Coverall and Guidewire do compete, however whilst Coverall is more of a mish mash of accqusitions that make up an end to end Policy Admin, Claims and Billing Solution (Blue Wave provides the Claims part f/e). Guidewire has a single technology core built from the bottom up to manage data integration of these core systems much better.
Guidewire is quickly becoming the IBM of Policy, Claims and Billing solutions, in so far as "No one got fired by buying IBM" way.
Thats a great position to be in, seeing as there are almost 60 vendors in this space.
Analysts covering this sector providing excellent information include Gartner, Novarica, Celent etc.
I wouldnt put Coverall in the top 10 of Policy Admin Solutions. The top 5 out there (in no particular order) would be Duck Creek (Accenture,) Guidewire, ISCS, Oneshield, Exigen and potentially CSC (CSC dont have a super new solution however they are large have a lot of clients and a wealth of Insurance business experience) But clients generally just need to buy one system these days, which is not great if youre not even in the top 10!
So from a new client win perspective COVR could find it very difficult to add new clients, unless they heavily discount license fees. (which is very bad for top and bottom line growth.
On a more brighter note, at $28m COVR could be a target for acquisition by a large IT services Company for their technology and client list. See recent acquisition of WYDE by Mphasis.
However, from a pure PAS software perspective I think that the outlook is pretty bleak for COVR and the other 50 vendors, who get most of their revenue on a recurring basis from clients they have had for years.
Sorry its not the greatest news for those long, but Ive been in this space for a long time, so know a lot about it, and theres no way I'd be buying COVR shares.
Thanks, Jack. (Sorry I took a while to reply - I've been "under the weather" for a few days.)
Some boards are okay, but some quickly degenerate into adolescent name-calling. One that is always assured is that the unexplained downward movement of stocks is attributed to unscrupulous MMs or shorts.
Maybe you should listen to the next CC and ask some questions! Just tell them Mr. Elephant sent you ...
ISO (in success overall)
I used to post on other boards, but don't much any more because there isn't a lot of intelligent discussion going on. Our banter has been quite refreshing, Space Elephant. I am interested because the product seems to have a lot of upside - there aren't any other Rating & Issuance systems that really do ISO rating, not even ISO's system. The price is low, so there is a lot of potential reward with little risk. That said, since they're publicly traded, management owes the share-holders a real plan, and they should be open to public questioning.

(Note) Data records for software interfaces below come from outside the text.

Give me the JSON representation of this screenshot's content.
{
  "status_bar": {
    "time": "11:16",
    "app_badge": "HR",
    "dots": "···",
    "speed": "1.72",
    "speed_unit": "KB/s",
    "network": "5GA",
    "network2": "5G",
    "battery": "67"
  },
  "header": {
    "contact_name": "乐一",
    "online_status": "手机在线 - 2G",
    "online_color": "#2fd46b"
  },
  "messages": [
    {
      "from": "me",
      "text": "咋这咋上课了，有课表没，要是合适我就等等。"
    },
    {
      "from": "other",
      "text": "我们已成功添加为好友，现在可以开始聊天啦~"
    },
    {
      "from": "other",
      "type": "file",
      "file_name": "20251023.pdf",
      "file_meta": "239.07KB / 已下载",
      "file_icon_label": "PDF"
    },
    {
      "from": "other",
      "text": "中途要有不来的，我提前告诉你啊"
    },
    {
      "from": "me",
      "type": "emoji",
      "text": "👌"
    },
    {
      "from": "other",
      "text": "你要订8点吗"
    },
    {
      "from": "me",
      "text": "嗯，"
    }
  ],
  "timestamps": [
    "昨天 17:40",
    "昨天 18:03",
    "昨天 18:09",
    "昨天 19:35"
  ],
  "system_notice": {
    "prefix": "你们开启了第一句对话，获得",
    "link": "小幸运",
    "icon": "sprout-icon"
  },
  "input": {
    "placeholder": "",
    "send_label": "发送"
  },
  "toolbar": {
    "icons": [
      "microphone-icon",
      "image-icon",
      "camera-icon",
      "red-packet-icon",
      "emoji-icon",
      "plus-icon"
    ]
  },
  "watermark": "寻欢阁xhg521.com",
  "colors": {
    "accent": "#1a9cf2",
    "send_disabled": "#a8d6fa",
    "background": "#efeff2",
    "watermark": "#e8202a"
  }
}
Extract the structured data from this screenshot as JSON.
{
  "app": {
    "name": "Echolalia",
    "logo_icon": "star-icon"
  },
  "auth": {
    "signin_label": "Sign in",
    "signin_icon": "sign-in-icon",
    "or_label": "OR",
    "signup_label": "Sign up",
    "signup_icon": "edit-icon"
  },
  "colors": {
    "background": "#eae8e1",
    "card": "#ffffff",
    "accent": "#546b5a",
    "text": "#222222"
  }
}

You just said that they compete, then you said that they do very different things (eg policy vs claims). Which way is it? BTW, Cover-All did just acquire a claims technology company.
Now that we've pointed out your inability to think logically, a few thoughts on "old technology." Cover-All's "old technology" is being shelved. Their NexGen products are based on SQL databases with Java-based user inter-faces. I wouldn't say it's the latest greatest technology, but that it's par for the course. I would venture to guess that GWRE is running off the same basic technology, as are most insurance policy/claims management systems. The difference is in how cleverly each company can code the routines needed to extract and reconcile the data consistently, correctly, and quickly.
Now a few thoughts on COVR's challenges: GWRE would probably crush Cover-All simply because it's a much larger company with more resources to properly handle a sale. Cover-All can produce a quality product; their issues stem more around their ability to do everything else - sales, organization, customer support, etc. Until they can properly address these issues, their stock price will remain stagnant.
Any growth COVR exhibits in profitability or revenue stems from a repeating cash-flow stream from the same clients who are essentially too small to easily switch. They keep paying COVR because they have to. Until COVR can consistently make sales and has the infrastructure in place to handle new customers, their stock-price will continue to hover in the $2-$3 range.